People are storytellers. Dating back to cavemen around campfires and flipping through the pages of history right up to this generation of interactive video games and Wattpad fanfics – there really has never been a time when we haven’t told stories.
We tell them in their most renowned and beloved manifestations: on cinema screens and in book trilogies and crammed into 90-second-long TikTok videos as we watch the character arc that is a ginger cat knocking a can of Coke off the coffee table.
We tell stories in numerous formats, in a multitude of languages, to an audience of 8 billion. We Tweet creatively. We craft descriptive messages to our best friends about that dream we had with that celebrity in it (spoiler alert: he was topless). We write heartfelt monologues into our journals, explaining the wildly traumatic day we’ve just survived through.
“Dear Diary, you would not believe the day I’ve had. I farted on the subway – and it was audible! I think I’m gonna have to change my identity and move to Ireland.”
Every day of our entire lives consists of us, telling our story. Yet people are often less than enthused about our educational choices when deciding on Creative Writing as a degree.
Creative writing is not a dead-end path. It’s a journey paved with yellow bricks and enchanted trees and characters strolling alongside you of your own design. It’s a degree that provides you with innumerable transferable skills that are essential should you wish to turn writing into a lifelong career.
And here are 4 of those careers that a creative writing degree will greatly enhance:
A copywriter is responsible for creating content for a company or brand that expresses its ethos. That relays its humanity in and amongst all of the business-minded interactions. A copywriter tells their story across an array of material they might use: within marketing, used in internal communications, for presentations and on their social media, etc. And what is creative writing if not the art of storytelling? Your degree will prime you perfectly in aid of finding a brand that needs its story told – and told well.

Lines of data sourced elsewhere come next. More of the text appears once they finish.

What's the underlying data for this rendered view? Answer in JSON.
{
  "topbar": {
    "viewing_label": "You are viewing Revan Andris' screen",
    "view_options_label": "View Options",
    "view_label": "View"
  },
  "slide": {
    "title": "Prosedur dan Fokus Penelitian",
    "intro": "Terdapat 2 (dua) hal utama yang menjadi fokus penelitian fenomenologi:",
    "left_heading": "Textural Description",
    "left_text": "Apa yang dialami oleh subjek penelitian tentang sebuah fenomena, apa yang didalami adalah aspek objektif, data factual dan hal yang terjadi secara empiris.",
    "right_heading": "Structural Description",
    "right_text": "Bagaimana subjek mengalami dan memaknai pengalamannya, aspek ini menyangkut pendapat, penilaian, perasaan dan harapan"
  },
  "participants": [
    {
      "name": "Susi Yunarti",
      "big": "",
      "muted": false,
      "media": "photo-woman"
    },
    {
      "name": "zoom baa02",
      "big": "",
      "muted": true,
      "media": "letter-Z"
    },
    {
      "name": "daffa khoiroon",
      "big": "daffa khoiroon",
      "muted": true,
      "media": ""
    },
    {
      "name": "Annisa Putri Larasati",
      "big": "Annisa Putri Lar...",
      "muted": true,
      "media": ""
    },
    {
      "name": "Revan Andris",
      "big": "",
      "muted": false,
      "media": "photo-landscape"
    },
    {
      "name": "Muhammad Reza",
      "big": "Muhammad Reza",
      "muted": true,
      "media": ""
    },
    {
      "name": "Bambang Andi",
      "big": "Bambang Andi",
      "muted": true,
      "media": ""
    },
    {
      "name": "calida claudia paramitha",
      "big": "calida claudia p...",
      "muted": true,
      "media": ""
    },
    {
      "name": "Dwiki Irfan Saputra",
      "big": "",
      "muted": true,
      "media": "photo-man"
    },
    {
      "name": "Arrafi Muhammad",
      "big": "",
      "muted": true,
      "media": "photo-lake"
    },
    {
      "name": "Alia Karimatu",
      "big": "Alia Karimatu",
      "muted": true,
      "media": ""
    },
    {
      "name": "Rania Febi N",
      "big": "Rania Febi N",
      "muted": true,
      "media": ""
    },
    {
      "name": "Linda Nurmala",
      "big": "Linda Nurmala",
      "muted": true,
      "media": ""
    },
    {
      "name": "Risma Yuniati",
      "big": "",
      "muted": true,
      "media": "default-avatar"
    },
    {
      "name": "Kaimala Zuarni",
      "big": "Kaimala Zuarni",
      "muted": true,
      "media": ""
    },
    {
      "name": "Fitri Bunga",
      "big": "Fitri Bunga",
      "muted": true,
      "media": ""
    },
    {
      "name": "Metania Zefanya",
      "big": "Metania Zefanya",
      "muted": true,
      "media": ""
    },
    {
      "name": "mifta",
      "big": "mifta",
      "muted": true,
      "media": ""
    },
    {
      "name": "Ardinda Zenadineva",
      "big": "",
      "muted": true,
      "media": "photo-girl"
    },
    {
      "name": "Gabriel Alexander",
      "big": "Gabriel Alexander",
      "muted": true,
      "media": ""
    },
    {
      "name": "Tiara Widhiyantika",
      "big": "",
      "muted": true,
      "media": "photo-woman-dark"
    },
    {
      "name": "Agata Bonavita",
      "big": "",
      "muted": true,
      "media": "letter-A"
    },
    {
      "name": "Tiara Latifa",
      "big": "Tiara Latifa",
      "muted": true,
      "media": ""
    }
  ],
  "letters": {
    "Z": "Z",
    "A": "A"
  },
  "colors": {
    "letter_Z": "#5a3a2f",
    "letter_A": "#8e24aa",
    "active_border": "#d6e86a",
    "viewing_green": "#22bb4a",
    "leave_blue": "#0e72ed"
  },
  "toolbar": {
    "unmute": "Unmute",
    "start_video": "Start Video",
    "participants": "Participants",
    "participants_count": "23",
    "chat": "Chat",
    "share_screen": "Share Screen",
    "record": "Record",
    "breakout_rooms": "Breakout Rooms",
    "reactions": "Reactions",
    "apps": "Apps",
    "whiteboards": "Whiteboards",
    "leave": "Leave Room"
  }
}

Possibly the most obvious – and most sought-after – career in creative writing. The act of creation. Writing worlds into existence. Watching others explore them. Maybe even having Netflix buy the rights. Ah, the literary dream.
- Narrative Designer
Narrative designers help a team to “shape the stories they want to tell.” Often found as part of gaming companies, they’re a vital role in creating not only the plot of a game but the narrative journey of the main character moving through it. Creative writing, here, is an invaluable resource having had plenty of experience learning about narrative structures and MC characteristics.
Not all stories have to be fictional. In fact, many of the most thrilling often aren’t. As a journalist, you’re responsible for discovering tales worth telling – worldwide – and expressing them in a way that will get readers/viewers/the human population invested in what’s going on. It’s your job to tell the stories that need to be told.
Writing creatively is not just a hobby or a pastime, it’s an expression of being a human.
It’s a way to hone our storytelling skills that can be applied to a broad reach of careers. Beyond the scope of “creative jobs” as mentioned above, creative writing skills can lend nicely to a little bit of everything.
Financial companies have a brand message that needs relaying. Engineers have Twitter accounts that need sprucing up. Fast food chains have campaigns that need to catch the attention of their audience. All businesses have adverts and all brands have origin stories and all careers contain people, human people, who’ve lived through a number of experiences that, if told – and if told well – can connect one another to each other, and establish relationships that see them through a lifetime.
Storytelling is an art and a science – and it’s an essential part of whatever journey you decide to take.
If you learn to tell good stories, you’ll live greater stories, still.